By dividing your rentable square feet by your usable square feet, you calculate the load factor (or core factor), which is a way to assess what percent of the building is allocated to unusable space.

ES: What is a "rent escalator", and why is it important to negotiate a lower one?

LR: The term "rent escalator" represents the amount your rental rate will increase by an inflation factor, generally 2 percent to 4 percent. When negotiating a rental agreement, keep the escalator as low as possible, as rent escalation compounds.

In this example, this practice could save $44,639 over 10 years by negotiating a lower rent escalation.

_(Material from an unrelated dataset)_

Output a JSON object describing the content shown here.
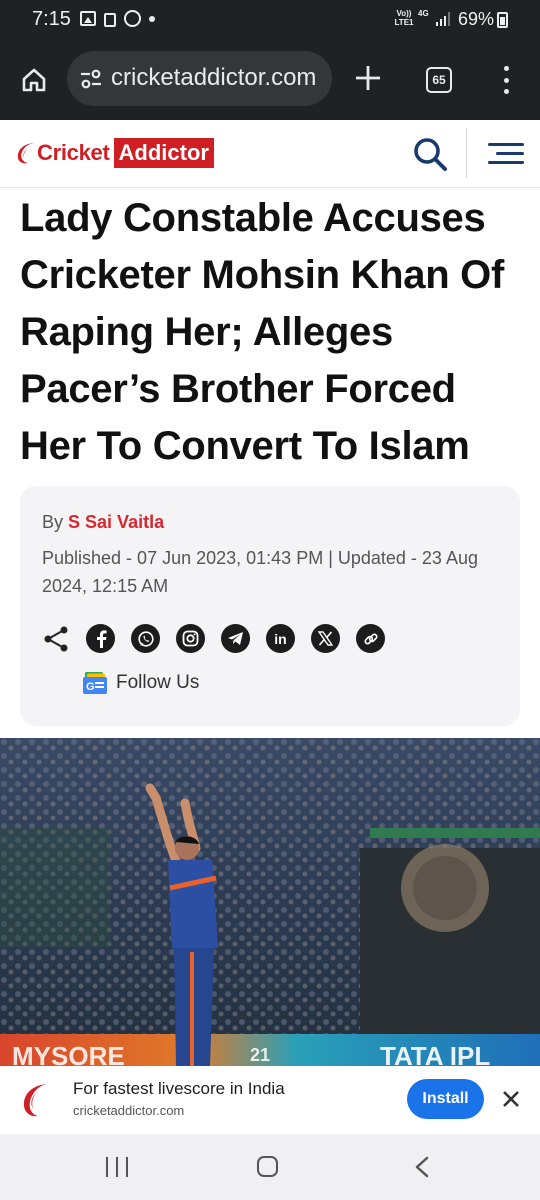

Cost/Sq ftCost/Sq ftAnnual CostAnnual CostAnnual DifferenceAggregate Difference
Year 121.0021.00105,000105,00000
Year 221.4221.84107,100109,2002,1002,100
Year 321.8522.71108,242113,5684,3266,526
Year 1021.8529.89125,485149,44823,96344,639

[Example of $21.00 per Sq ft for 5,000 Sq ft at different escalations.]

ES: Can you explain a "triple net" lease?

LR: It is important to know what is and is not included in your rental agreement when comparing and negotiating leases. In a "triple net" lease, the renter typically must pay the expenses of property taxes, common area maintenance (CAM) for items such as snow removal, landscaping, etc., and property insurance. It is critical to get an estimate of these expenses upfront; if possible, negotiate a cap on your CAM. It is also critical to understand the costs of items that may be excluded from the rental rate such as utilities and housekeeping. Housekeeping alone can cost $0.80 - $1.25 / square foot / year.

Converting a monthly expense to a cost/sq ft:

We pay $750/month for housekeeping at one of our offices. We rent 9,882 square feet. So:

$750/mo x 12mos = $9,000/year

$9,000 per year/9,882 sq ft = $0.91 / sq ft/year

So, if I wanted to compare the rental rate of this office to another where housekeeping is included in the base rental rate, I would need to add $0.91 to the cost of this office to make an accurate comparison.

ES: What is a tenant improvement allowance?

LR: Tennant improvement allowance, also known as a T.I. allowance or upfit allowance, is a payment from the landlord as part of the lease. With new construction, the T.I. allowance is used to build out the office: walls, cabinetry, ductwork, flooring, etc. It does not cover all of the costs of construction, but it does offset much of this expense. For lease renewals I try to negotiate a small T.I. allowance to pay for re-carpeting, re-painting, etc.

Tenant improvement allowances are expressed in square feet, so a T.I. allowance of $50 / sq ft for a 5,000 sq ft office would result in a payment of $250,000. T.I. allowances are larger for longer leases, as the landlord has longer to recoup this expense.

For new leases, I have seen T.I. allowances from $40 / sq ft to $65 / sq ft. The size of the allowance differs with the quality of the building project, the condition in which the space is delivered for construction (i.e., Is HVAC ductwork in place? Has the ceiling been "dropped"?)

For lease renewals, I have seen allowances from $2 to $10. Again, it depends on the length of the lease extension. And if you don't ask for it, it is seldom offered.

ES: Should a practice ever sign an agreement that includes an evergreen clause?

LR: Most leases include an automatic renewal, or evergreen clause. If you do not let the landlord know in writing of your intention to not renew the lease, the lease is extended automatically for another year or longer. Typically, you need to give the landlord 90 days' to 180 days' advance notice (spelled out in the lease) of your intent to not renew when an evergreen clause exists.  I recommend practices keep a spreadsheet that includes basic tenets of each lease such as the evergreen renewal deadline so that dates do not sneak by in the busy-ness of everyday business.

Looking for more ways to boost performance at your practice? Join experts Rosemarie Nelson, Lucien W. Roberts, Owen Dahl, and others as they help improve your medical practice and your bottom line at Practice Rx, a new conference for physicians and office administrators. Join us Sept. 19 & 20 in Philadelphia.